What is special about gingerbread cookies?
Tell me some things that you think might happen to the gingerbread baby. What makes you
think that?
Read up to where Matti vows to catch the Gingerbread Baby. Draw a T-chart on a sheet of
paper. To make column headings paste two gingerbread cookies one marked Yes and one
labeled No. Then poll the students to determine how many think Matti will catch the
Gingerbread Baby and how many predict Matti will not catch him. Write the corresponding
numbers on the chart. Finish reading the story, pausing mid-way to poll the students again and
ask them to share their thinking. If students do not mention the clues in the borders, draw
their attention to them. At the end of the story compare students predictions with the actual
story. Did anyone guess Mattis plan?
Possible questions for understanding:

1. Why do you think Matti and his mother wanted to make a Gingerbread Boy?
(Inference)

2. Why was Matti surprised when the Gingerbread Baby jumped out of the oven?

(Evaluative)

3. Why did the Gingerbread Baby run away from Matti ? (Evaluative)
4. What made everyone chase the Gingerbread Baby? (Inference)
5. How did Matti know the Gingerbread Baby had run into the Gingerbread
House? (Inference)
6. Why do you think Matti keeps his plan a secret? (Evaluative)
7. What does this story make you think of? (Personal Response)
8. What parts of this story do you think make it fictional?
Role-Play the Characters Choose a student to role-play a character (Matti, the
Gingerbread Baby, or one of the animal characters).
Other students get to
interview the character. Try to encourage more in-depth questions go beyond the
literal type questions. For example ask the Gingerbread Baby Why did you run away
from Matti? What did you think when you saw the Gingerbread House in the
woods? Did you know it was a trap? Get the students into the habit of asking
questions of the characters or the author.
If students are reluctant to ask questions, make several construction paper

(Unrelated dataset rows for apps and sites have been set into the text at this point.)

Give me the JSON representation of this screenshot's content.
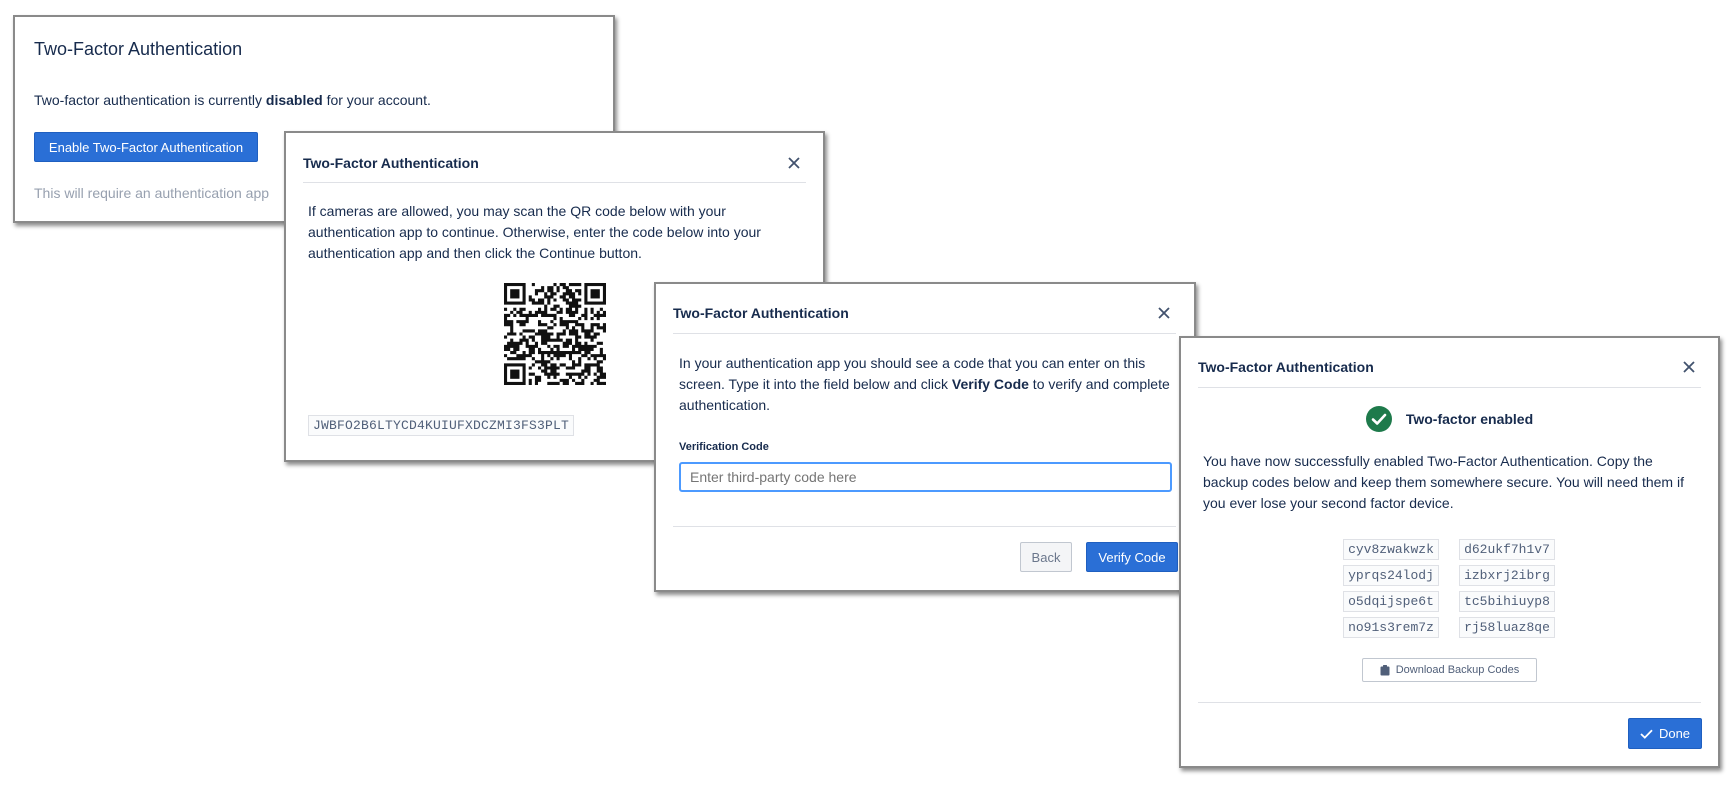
{
  "app_title": "Two-Factor Authentication",
  "panel1": {
    "title": "Two-Factor Authentication",
    "status_prefix": "Two-factor authentication is currently ",
    "status_value": "disabled",
    "status_suffix": " for your account.",
    "enable_button": "Enable Two-Factor Authentication",
    "note": "This will require an authentication app"
  },
  "panel2": {
    "title": "Two-Factor Authentication",
    "instructions": "If cameras are allowed, you may scan the QR code below with your authentication app to continue. Otherwise, enter the code below into your authentication app and then click the Continue button.",
    "secret_code": "JWBFO2B6LTYCD4KUIUFXDCZMI3FS3PLT"
  },
  "panel3": {
    "title": "Two-Factor Authentication",
    "instructions_prefix": "In your authentication app you should see a code that you can enter on this screen. Type it into the field below and click ",
    "instructions_bold": "Verify Code",
    "instructions_suffix": " to verify and complete authentication.",
    "field_label": "Verification Code",
    "field_placeholder": "Enter third-party code here",
    "field_value": "",
    "back_button": "Back",
    "verify_button": "Verify Code"
  },
  "panel4": {
    "title": "Two-Factor Authentication",
    "success_text": "Two-factor enabled",
    "message": "You have now successfully enabled Two-Factor Authentication. Copy the backup codes below and keep them somewhere secure. You will need them if you ever lose your second factor device.",
    "backup_codes": [
      "cyv8zwakwzk",
      "d62ukf7h1v7",
      "yprqs24lodj",
      "izbxrj2ibrg",
      "o5dqijspe6t",
      "tc5bihiuyp8",
      "no91s3rem7z",
      "rj58luaz8qe"
    ],
    "download_button": "Download Backup Codes",
    "done_button": "Done"
  },
  "icons": {
    "close": "close-icon",
    "success": "check-circle-icon",
    "download": "clipboard-icon",
    "done": "checkmark-icon"
  },
  "colors": {
    "primary": "#2a6fd6",
    "success": "#1e7a4b",
    "muted_text": "#97a0af"
  }
}
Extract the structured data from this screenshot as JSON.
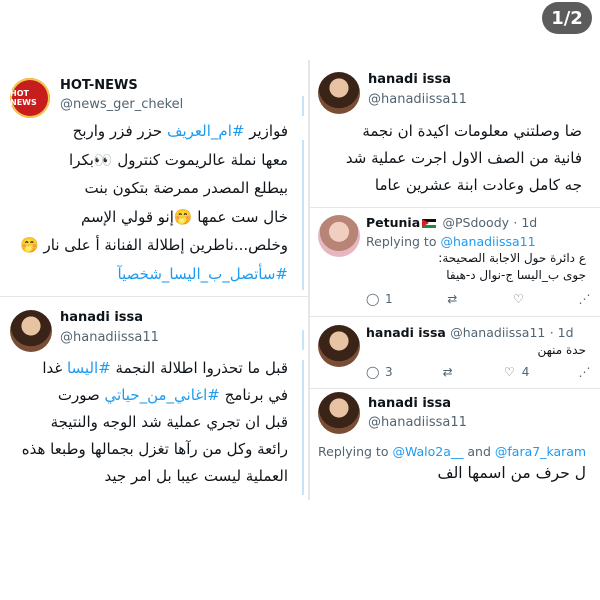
{
  "page_indicator": "1/2",
  "left_top": {
    "logo_text": "HOT NEWS",
    "name": "HOT-NEWS",
    "handle": "@news_ger_chekel",
    "lines": [
      {
        "pre": "فوازير ",
        "tag": "#ام_العريف",
        "post": " حزر فزر واربح"
      },
      {
        "pre": "معها نملة عالريموت كنترول 👀بكرا",
        "tag": "",
        "post": ""
      },
      {
        "pre": "بيطلع المصدر ممرضة بتكون بنت",
        "tag": "",
        "post": ""
      },
      {
        "pre": "خال ست عمها 🤭إنو قولي الإسم",
        "tag": "",
        "post": ""
      },
      {
        "pre": "وخلص...ناطرين إطلالة الفنانة أ على نار 🤭",
        "tag": "",
        "post": ""
      },
      {
        "pre": "",
        "tag": "#سأتصل_ب_اليسا_شخصيآ",
        "post": ""
      }
    ]
  },
  "left_bottom": {
    "name": "hanadi issa",
    "handle": "@hanadiissa11",
    "lines": [
      {
        "pre": "قبل ما تحذروا اطلالة النجمة ",
        "tag": "#اليسا",
        "post": "  غدا"
      },
      {
        "pre": "في برنامج ",
        "tag": "#اغاني_من_حياتي",
        "post": "  صورت"
      },
      {
        "pre": "قبل ان تجري عملية شد الوجه والنتيجة",
        "tag": "",
        "post": ""
      },
      {
        "pre": "رائعة وكل من رآها تغزل بجمالها وطبعا هذه",
        "tag": "",
        "post": ""
      },
      {
        "pre": "العملية ليست عيبا بل امر جيد",
        "tag": "",
        "post": ""
      }
    ]
  },
  "right": {
    "tweet1": {
      "name": "hanadi issa",
      "handle": "@hanadiissa11",
      "lines": [
        "ضا وصلتني معلومات اكيدة ان نجمة",
        "فانية من الصف الاول اجرت عملية شد",
        "جه كامل وعادت ابنة عشرين عاما"
      ]
    },
    "reply1": {
      "name": "Petunia",
      "handle": "@PSdoody",
      "time": "· 1d",
      "replying_prefix": "Replying to ",
      "replying_to": "@hanadiissa11",
      "lines": [
        "ع دائرة حول الاجابة الصحيحة:",
        "جوى  ب_اليسا   ج-نوال   د-هيفا"
      ],
      "reply_count": "1",
      "retweet_count": "",
      "like_count": ""
    },
    "reply2": {
      "name": "hanadi issa",
      "handle": "@hanadiissa11",
      "time": "· 1d",
      "lines": [
        "حدة منهن"
      ],
      "reply_count": "3",
      "retweet_count": "",
      "like_count": "4"
    },
    "reply3": {
      "name": "hanadi issa",
      "handle": "@hanadiissa11",
      "replying_prefix": "Replying to ",
      "replying_to_1": "@Walo2a__",
      "and": " and ",
      "replying_to_2": "@fara7_karam",
      "lines": [
        "ل حرف من اسمها الف"
      ]
    }
  },
  "icons": {
    "reply": "reply-icon",
    "retweet": "retweet-icon",
    "like": "heart-icon",
    "share": "share-icon"
  },
  "colors": {
    "hashtag": "#1d9bf0",
    "secondary_text": "#536471",
    "badge_bg": "#5c5c5c",
    "logo_red": "#c81d1d"
  }
}
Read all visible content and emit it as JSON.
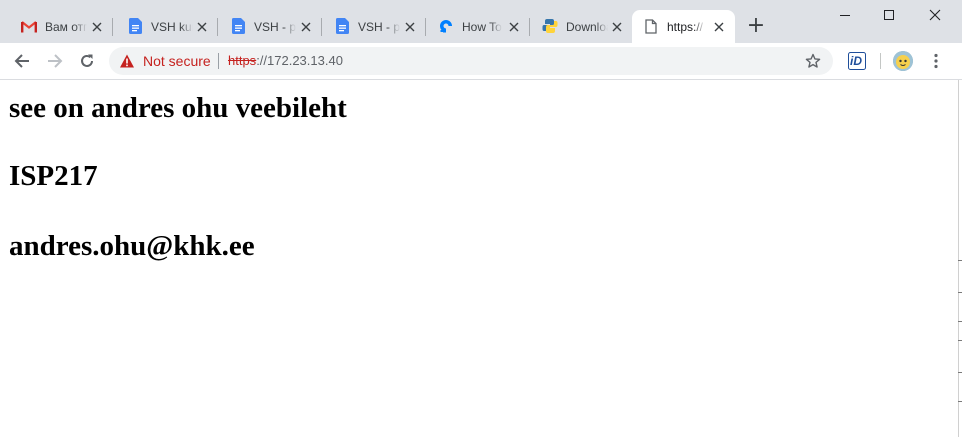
{
  "window": {
    "tabs": [
      {
        "title": "Вам отправлено сообщение",
        "favicon": "gmail-icon",
        "active": false
      },
      {
        "title": "VSH kursus",
        "favicon": "google-docs-icon",
        "active": false
      },
      {
        "title": "VSH - praktika",
        "favicon": "google-docs-icon",
        "active": false
      },
      {
        "title": "VSH - praktika",
        "favicon": "google-docs-icon",
        "active": false
      },
      {
        "title": "How To",
        "favicon": "digitalocean-icon",
        "active": false
      },
      {
        "title": "Download",
        "favicon": "python-icon",
        "active": false
      },
      {
        "title": "https://",
        "favicon": "page-icon",
        "active": true
      }
    ],
    "new_tab_symbol": "+"
  },
  "toolbar": {
    "security_label": "Not secure",
    "url_scheme": "https",
    "url_rest": "://172.23.13.40",
    "extension_label": "iD"
  },
  "page": {
    "heading1": "see on andres ohu veebileht",
    "heading2": "ISP217",
    "heading3": "andres.ohu@khk.ee"
  },
  "colors": {
    "tabstrip": "#dee1e6",
    "warning": "#c5221f",
    "omnibox": "#f1f3f4"
  }
}
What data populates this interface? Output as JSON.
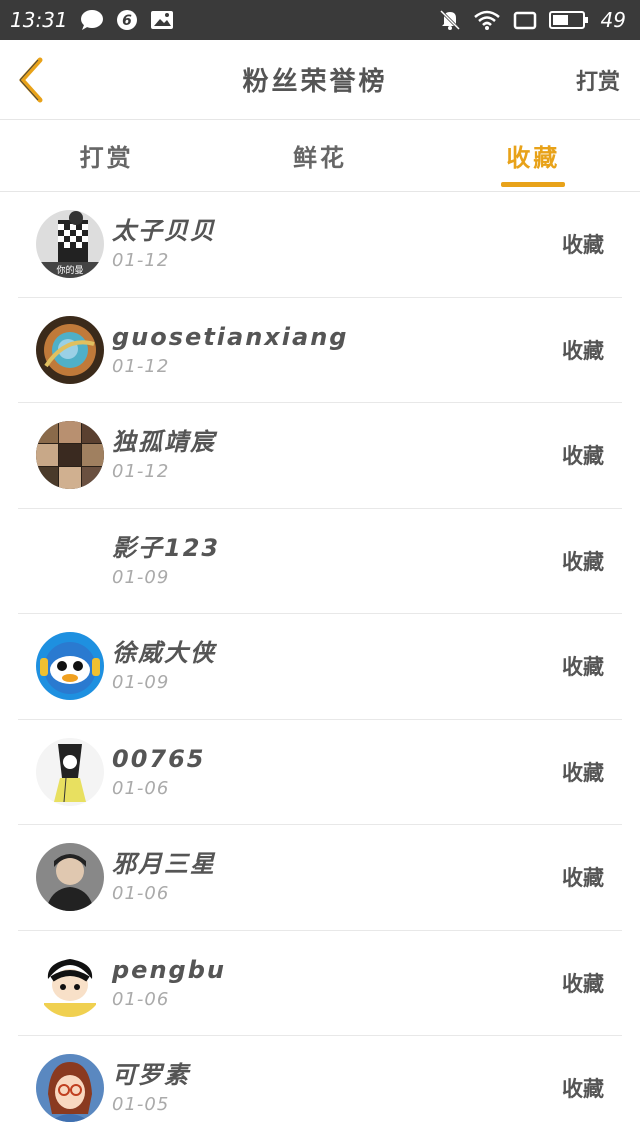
{
  "status_bar": {
    "time": "13:31",
    "battery": "49"
  },
  "header": {
    "title": "粉丝荣誉榜",
    "action_label": "打赏"
  },
  "tabs": [
    {
      "label": "打赏",
      "active": false
    },
    {
      "label": "鲜花",
      "active": false
    },
    {
      "label": "收藏",
      "active": true
    }
  ],
  "colors": {
    "accent": "#e8a219",
    "status_bar": "#3a3a3a"
  },
  "rows": [
    {
      "name": "太子贝贝",
      "date": "01-12",
      "action": "收藏",
      "avatar": "avatar-checker"
    },
    {
      "name": "guosetianxiang",
      "date": "01-12",
      "action": "收藏",
      "avatar": "avatar-swirl"
    },
    {
      "name": "独孤靖宸",
      "date": "01-12",
      "action": "收藏",
      "avatar": "avatar-collage"
    },
    {
      "name": "影子123",
      "date": "01-09",
      "action": "收藏",
      "avatar": ""
    },
    {
      "name": "徐威大侠",
      "date": "01-09",
      "action": "收藏",
      "avatar": "avatar-penguin"
    },
    {
      "name": "00765",
      "date": "01-06",
      "action": "收藏",
      "avatar": "avatar-cartoon"
    },
    {
      "name": "邪月三星",
      "date": "01-06",
      "action": "收藏",
      "avatar": "avatar-boy"
    },
    {
      "name": "pengbu",
      "date": "01-06",
      "action": "收藏",
      "avatar": "avatar-anime"
    },
    {
      "name": "可罗素",
      "date": "01-05",
      "action": "收藏",
      "avatar": "avatar-girl"
    }
  ]
}
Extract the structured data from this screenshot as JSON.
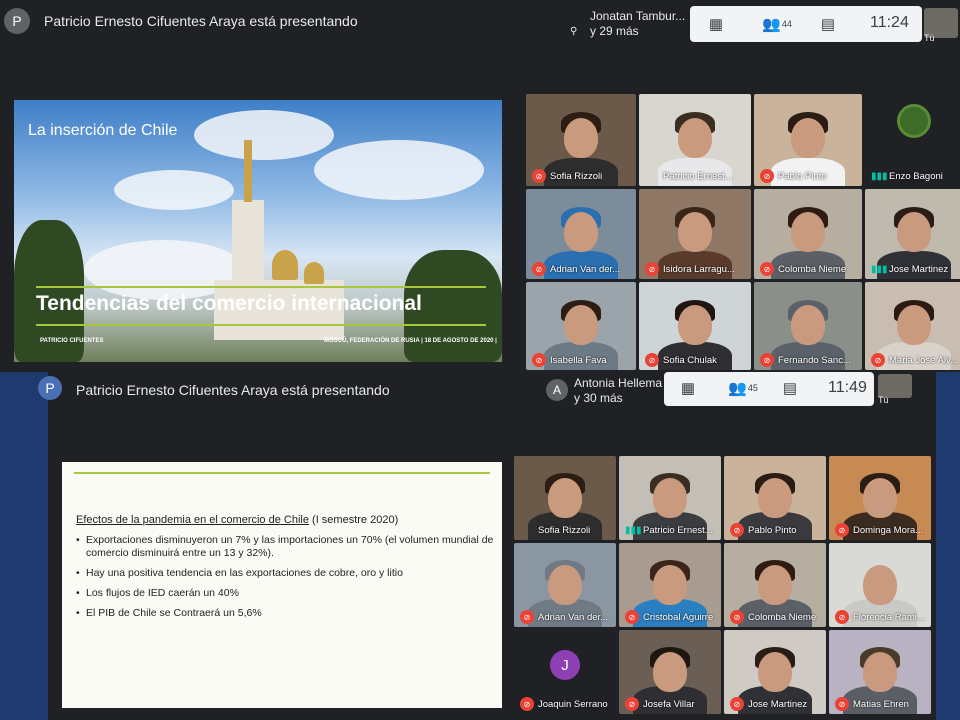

gingerbread cookies and label with various question words (who, when, what, why
,how, where etc). Place the cookies facedown in a cookie tin. Have the student draw
a cookie and ask a story-related question using the word on his cookie.
Day 2: Vocabulary

WOW words selected from text: pranced, tumbled, rumbled, wheeled, somersaulted,

bouncing, twisted, backflipped, crept, tweaked


Phrases: meddling with my milk, couldnt help himself, licked his chops, feeling
smug, caught a whiff, to take a peek, peppy and proud, finally met his match
Adjectives: delicious small, tasty gingerbread, porky snout, brash baby.

Day 3: Print Conventions

(What print or text features does this lend itself to?)

1. Text features (Song phrases or chants)


2. Punctuation:Ellipses, exclamation marks, quotation marks, periods,
apostrophes, commas

Day 4: Spelling in Context (What are the spelling features I could demonstrate?)

1. Syllables: Gingerbread,
2. Suffix ed: (measured, tumbled, twisted,pranced ) Look at dropping the /e/ before
adding /ed/
3. Discuss the root words.
4. Vowel combinations // (measured, bread) //(me) /ee/ (peek) /ea/ (reached) /ai/
(said)
5. Comparisons of vowel patterns ea (measure, reach) ai (said, braid)

Day 5: Extending the Text (Making Connections)

1. Discuss the plot. Talk about the problem and the solution?
2. Talk about the characters. Share something about them. Build a vocabulary to describe
character, behaviour, appearance and personality of the characters.
3. Dramatize the story.
4. Students could design a Gingerbread Baby of their own. They could write a description
of him and explain what he did. Publish the descriptions and add to students
gingerbread babies. Make into a class book.
5. Describe the setting and build a vocabulary for it.
6. Discuss the message of the story.
7. Readers Theatre.